··· SUPPLIED MATERIAL ···

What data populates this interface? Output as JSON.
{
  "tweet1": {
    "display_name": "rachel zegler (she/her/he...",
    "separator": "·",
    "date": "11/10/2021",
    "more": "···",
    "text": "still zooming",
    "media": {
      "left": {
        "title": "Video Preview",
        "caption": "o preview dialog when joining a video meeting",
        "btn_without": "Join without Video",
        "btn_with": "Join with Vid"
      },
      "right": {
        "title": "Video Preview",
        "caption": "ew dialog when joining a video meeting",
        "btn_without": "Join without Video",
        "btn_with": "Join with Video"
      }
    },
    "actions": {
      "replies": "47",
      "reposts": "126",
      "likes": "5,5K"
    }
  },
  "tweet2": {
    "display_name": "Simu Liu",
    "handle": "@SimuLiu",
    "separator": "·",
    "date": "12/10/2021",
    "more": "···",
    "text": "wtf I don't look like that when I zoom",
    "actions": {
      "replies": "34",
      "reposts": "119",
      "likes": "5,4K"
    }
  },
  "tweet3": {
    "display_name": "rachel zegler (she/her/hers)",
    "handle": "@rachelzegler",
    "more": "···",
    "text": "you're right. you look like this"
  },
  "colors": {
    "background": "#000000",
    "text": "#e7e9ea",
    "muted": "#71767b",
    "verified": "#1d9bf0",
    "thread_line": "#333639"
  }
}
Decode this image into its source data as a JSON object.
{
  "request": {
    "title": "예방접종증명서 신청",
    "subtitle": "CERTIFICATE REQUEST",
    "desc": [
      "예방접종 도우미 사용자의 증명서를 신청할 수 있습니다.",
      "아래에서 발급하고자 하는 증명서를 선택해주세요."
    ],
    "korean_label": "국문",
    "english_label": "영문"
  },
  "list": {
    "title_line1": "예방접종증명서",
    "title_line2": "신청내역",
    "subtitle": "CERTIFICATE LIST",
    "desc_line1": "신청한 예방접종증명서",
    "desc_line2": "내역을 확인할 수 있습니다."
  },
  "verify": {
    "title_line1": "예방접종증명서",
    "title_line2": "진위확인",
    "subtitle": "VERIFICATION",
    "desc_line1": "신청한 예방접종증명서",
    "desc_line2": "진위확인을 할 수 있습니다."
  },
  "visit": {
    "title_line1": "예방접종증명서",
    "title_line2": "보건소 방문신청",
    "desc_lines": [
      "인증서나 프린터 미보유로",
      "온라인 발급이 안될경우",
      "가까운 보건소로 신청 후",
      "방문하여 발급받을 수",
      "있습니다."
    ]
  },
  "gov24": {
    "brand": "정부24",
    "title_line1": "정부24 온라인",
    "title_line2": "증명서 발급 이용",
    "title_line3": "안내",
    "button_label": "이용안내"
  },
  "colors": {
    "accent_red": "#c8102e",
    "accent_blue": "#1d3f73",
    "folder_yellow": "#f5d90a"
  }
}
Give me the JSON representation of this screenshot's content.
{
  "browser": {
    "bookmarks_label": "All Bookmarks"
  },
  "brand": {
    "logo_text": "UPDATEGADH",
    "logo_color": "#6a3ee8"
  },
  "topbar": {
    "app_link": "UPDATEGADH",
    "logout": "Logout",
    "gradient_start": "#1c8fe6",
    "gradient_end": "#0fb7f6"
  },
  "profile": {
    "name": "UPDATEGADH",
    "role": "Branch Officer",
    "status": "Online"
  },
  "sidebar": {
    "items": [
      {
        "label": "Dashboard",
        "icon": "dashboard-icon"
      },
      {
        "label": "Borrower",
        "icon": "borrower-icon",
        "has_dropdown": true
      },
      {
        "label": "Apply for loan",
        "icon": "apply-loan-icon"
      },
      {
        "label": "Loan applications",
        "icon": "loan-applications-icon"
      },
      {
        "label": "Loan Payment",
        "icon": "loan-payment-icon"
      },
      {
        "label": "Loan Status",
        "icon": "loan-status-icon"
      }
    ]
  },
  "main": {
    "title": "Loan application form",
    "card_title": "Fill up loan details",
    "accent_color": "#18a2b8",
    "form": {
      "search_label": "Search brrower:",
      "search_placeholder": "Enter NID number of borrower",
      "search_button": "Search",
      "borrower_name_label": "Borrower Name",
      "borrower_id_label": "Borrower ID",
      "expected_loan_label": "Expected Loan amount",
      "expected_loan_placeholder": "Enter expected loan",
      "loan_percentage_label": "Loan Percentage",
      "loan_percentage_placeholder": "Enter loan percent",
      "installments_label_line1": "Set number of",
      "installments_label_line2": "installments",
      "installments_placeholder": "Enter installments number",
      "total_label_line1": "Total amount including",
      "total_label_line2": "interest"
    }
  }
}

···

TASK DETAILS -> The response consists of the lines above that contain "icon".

RESULT OF THE TASK ->
        "icon": "dashboard-icon"
        "icon": "borrower-icon",
        "icon": "apply-loan-icon"
        "icon": "loan-applications-icon"
        "icon": "loan-payment-icon"
        "icon": "loan-status-icon"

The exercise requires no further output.